Though on a self-imposed go-slow, we simply could not get past this ripper from country Victoria. So let us open the 2018 account here and now with a superb c.1950s residence of a classic beauty and pared back styling more commonly spotted in the plush ‘B’ suburbs of Balwyn, Brighton or Beaumaris rather than Bendigo (remembering of course, along with that locale, come the bonus achievable price tag) Start the year right and for those so goldfields inclined – get on it!

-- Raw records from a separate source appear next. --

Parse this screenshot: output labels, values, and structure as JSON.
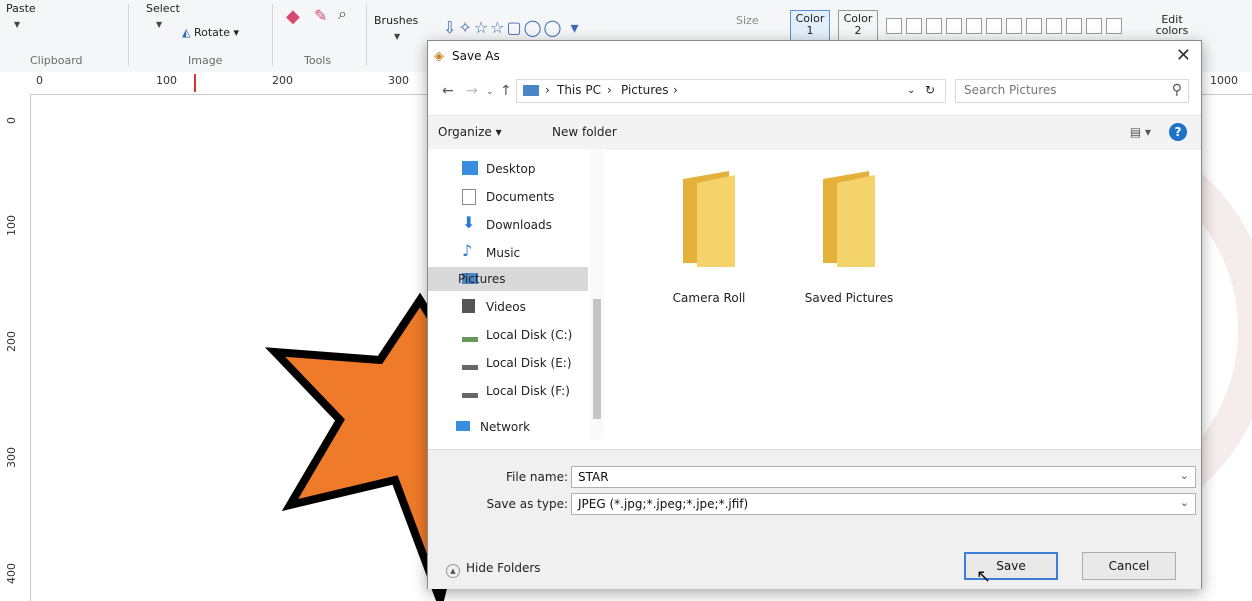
{
  "ribbon": {
    "paste": "Paste",
    "select": "Select",
    "rotate": "Rotate",
    "brushes": "Brushes",
    "size": "Size",
    "color1": "Color",
    "color1_num": "1",
    "color2": "Color",
    "color2_num": "2",
    "edit_colors": "Edit colors",
    "groups": {
      "clipboard": "Clipboard",
      "image": "Image",
      "tools": "Tools"
    }
  },
  "ruler": {
    "h": [
      "0",
      "100",
      "200",
      "300",
      "1000"
    ],
    "v": [
      "0",
      "100",
      "200",
      "300",
      "400"
    ]
  },
  "dialog": {
    "title": "Save As",
    "close": "✕",
    "breadcrumb": [
      "This PC",
      "Pictures"
    ],
    "search_placeholder": "Search Pictures",
    "toolbar": {
      "organize": "Organize ▾",
      "new_folder": "New folder"
    },
    "nav_items": [
      {
        "label": "Desktop",
        "icon": "desktop-icon"
      },
      {
        "label": "Documents",
        "icon": "documents-icon"
      },
      {
        "label": "Downloads",
        "icon": "downloads-icon"
      },
      {
        "label": "Music",
        "icon": "music-icon"
      },
      {
        "label": "Pictures",
        "icon": "pictures-icon"
      },
      {
        "label": "Videos",
        "icon": "videos-icon"
      },
      {
        "label": "Local Disk (C:)",
        "icon": "disk-icon"
      },
      {
        "label": "Local Disk (E:)",
        "icon": "disk-icon"
      },
      {
        "label": "Local Disk (F:)",
        "icon": "disk-icon"
      },
      {
        "label": "Network",
        "icon": "network-icon"
      }
    ],
    "selected_nav": "Pictures",
    "folders": [
      "Camera Roll",
      "Saved Pictures"
    ],
    "file_name_label": "File name:",
    "file_name": "STAR",
    "save_type_label": "Save as type:",
    "save_type": "JPEG (*.jpg;*.jpeg;*.jpe;*.jfif)",
    "hide_folders": "Hide Folders",
    "save": "Save",
    "cancel": "Cancel"
  },
  "colors": {
    "star_fill": "#ee7a2a",
    "accent": "#1e73c8",
    "folder": "#f2c447"
  }
}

The fact that the vast majority of our nation’s population cling to the coast like limpets, it is not an exaggeration to declare that time spent in a home such as this – a moderately sized, pragmatically constructed, of just the right amount of amenities, surrounded in trees, a walk through it to the beach and a place to sit at the end of the day with a drink, is our birthright. No matter who you are, when you washed up, how much money or connections you have; this is what it is to enjoy our time, people and place in concert. We really are so lucky.
As the retail panic sets in, a few delicious tidbits for loved ones or maybe yourself (you’ve been very good this year right?) have fallen into our line of sight, well assured to delight the MCM nerd of any household. Take a look.
First up, a brand new book which gets to the heart of why Mid-Century Modern architecture remains so close to ours. “An Unfinished Experiment in Living: Australian Houses 1950-65″ by London, Goad & Hamann investigates the deliberate move to building for living in a contemporary community with the re-evaluating and upturning of concepts around construction traditions, family, nature and our unique climate zones. Using some of the best domestic buildings of the era to support their conversation, these three heavy hitters of the Australian architectural intelligentsia revisit these homes (which span the entire country) which continue to promote progressive, innovative and downright exhilarating concepts to their core, and prompting the ultimate, underpinning question: what happened to such a bright new world of thought and design?
“It puts forward new research founded on the premise that the most significant houses of the 1950s and 60s represent an unfinished and undervalued experiment in modern living. Issues such as the open plan, the changing nature of the family, the embrace of advances in technology, the use of the courtyard, and the orientation of the house to capture sun and privacy, were valuable and critical lessons. This book is a compelling reminder of their continuing relevance.”
Indeed and amen.
Now for those with a more stocking filler budget, especially those of the Sydneyside and/or visitors to the uncrowned capital the Footpath Guide crew have also recently released a new series focusing on thereabouts. Three new titles are there for you to take and use as a delightful walking companion, educating yourself on your own built heritage. They cover: “Sydney The Rocks 1815 – 1950”, “Sydney Inter-War 1915 – 1940” and of course our fav “Sydney Modern 1950 – 1990”. Get yours while there is still time and hit the streets this summer!